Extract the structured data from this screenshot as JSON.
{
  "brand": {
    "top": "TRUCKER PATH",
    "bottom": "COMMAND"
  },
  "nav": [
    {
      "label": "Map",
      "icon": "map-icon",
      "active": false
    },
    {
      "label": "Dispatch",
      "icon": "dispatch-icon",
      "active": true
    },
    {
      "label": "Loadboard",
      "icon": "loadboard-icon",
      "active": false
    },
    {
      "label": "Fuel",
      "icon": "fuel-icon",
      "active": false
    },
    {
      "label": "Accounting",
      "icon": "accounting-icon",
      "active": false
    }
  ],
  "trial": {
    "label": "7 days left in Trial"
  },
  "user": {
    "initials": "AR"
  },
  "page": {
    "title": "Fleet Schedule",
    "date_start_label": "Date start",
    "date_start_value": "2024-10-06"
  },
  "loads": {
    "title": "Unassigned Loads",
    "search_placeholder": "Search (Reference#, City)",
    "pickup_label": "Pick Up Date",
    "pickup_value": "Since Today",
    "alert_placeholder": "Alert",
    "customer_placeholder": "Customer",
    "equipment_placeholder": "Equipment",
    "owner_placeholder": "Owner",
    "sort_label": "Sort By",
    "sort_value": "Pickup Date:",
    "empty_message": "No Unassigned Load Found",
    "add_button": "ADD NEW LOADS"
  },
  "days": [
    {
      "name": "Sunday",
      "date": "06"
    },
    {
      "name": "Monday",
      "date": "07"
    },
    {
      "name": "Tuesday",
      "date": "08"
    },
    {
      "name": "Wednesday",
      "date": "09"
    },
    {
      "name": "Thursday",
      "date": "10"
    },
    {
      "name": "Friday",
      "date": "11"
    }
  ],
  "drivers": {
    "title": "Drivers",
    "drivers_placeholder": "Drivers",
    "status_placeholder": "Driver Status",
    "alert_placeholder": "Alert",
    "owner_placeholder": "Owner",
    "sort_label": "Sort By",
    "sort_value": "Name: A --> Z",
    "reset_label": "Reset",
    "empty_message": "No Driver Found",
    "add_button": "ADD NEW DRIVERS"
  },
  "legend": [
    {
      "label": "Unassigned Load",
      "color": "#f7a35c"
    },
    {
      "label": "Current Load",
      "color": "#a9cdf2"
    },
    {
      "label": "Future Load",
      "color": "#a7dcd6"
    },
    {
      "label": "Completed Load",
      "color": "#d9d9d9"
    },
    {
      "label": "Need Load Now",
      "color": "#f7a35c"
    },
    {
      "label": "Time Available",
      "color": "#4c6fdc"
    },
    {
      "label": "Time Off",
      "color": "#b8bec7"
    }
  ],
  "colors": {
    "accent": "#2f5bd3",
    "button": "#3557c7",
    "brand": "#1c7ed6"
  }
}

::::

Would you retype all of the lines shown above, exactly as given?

- YOUR RESPONSE
Extract the structured data from this screenshot as JSON.
{
  "brand": {
    "top": "TRUCKER PATH",
    "bottom": "COMMAND"
  },
  "nav": [
    {
      "label": "Map",
      "icon": "map-icon",
      "active": false
    },
    {
      "label": "Dispatch",
      "icon": "dispatch-icon",
      "active": true
    },
    {
      "label": "Loadboard",
      "icon": "loadboard-icon",
      "active": false
    },
    {
      "label": "Fuel",
      "icon": "fuel-icon",
      "active": false
    },
    {
      "label": "Accounting",
      "icon": "accounting-icon",
      "active": false
    }
  ],
  "trial": {
    "label": "7 days left in Trial"
  },
  "user": {
    "initials": "AR"
  },
  "page": {
    "title": "Fleet Schedule",
    "date_start_label": "Date start",
    "date_start_value": "2024-10-06"
  },
  "loads": {
    "title": "Unassigned Loads",
    "search_placeholder": "Search (Reference#, City)",
    "pickup_label": "Pick Up Date",
    "pickup_value": "Since Today",
    "alert_placeholder": "Alert",
    "customer_placeholder": "Customer",
    "equipment_placeholder": "Equipment",
    "owner_placeholder": "Owner",
    "sort_label": "Sort By",
    "sort_value": "Pickup Date:",
    "empty_message": "No Unassigned Load Found",
    "add_button": "ADD NEW LOADS"
  },
  "days": [
    {
      "name": "Sunday",
      "date": "06"
    },
    {
      "name": "Monday",
      "date": "07"
    },
    {
      "name": "Tuesday",
      "date": "08"
    },
    {
      "name": "Wednesday",
      "date": "09"
    },
    {
      "name": "Thursday",
      "date": "10"
    },
    {
      "name": "Friday",
      "date": "11"
    }
  ],
  "drivers": {
    "title": "Drivers",
    "drivers_placeholder": "Drivers",
    "status_placeholder": "Driver Status",
    "alert_placeholder": "Alert",
    "owner_placeholder": "Owner",
    "sort_label": "Sort By",
    "sort_value": "Name: A --> Z",
    "reset_label": "Reset",
    "empty_message": "No Driver Found",
    "add_button": "ADD NEW DRIVERS"
  },
  "legend": [
    {
      "label": "Unassigned Load",
      "color": "#f7a35c"
    },
    {
      "label": "Current Load",
      "color": "#a9cdf2"
    },
    {
      "label": "Future Load",
      "color": "#a7dcd6"
    },
    {
      "label": "Completed Load",
      "color": "#d9d9d9"
    },
    {
      "label": "Need Load Now",
      "color": "#f7a35c"
    },
    {
      "label": "Time Available",
      "color": "#4c6fdc"
    },
    {
      "label": "Time Off",
      "color": "#b8bec7"
    }
  ],
  "colors": {
    "accent": "#2f5bd3",
    "button": "#3557c7",
    "brand": "#1c7ed6"
  }
}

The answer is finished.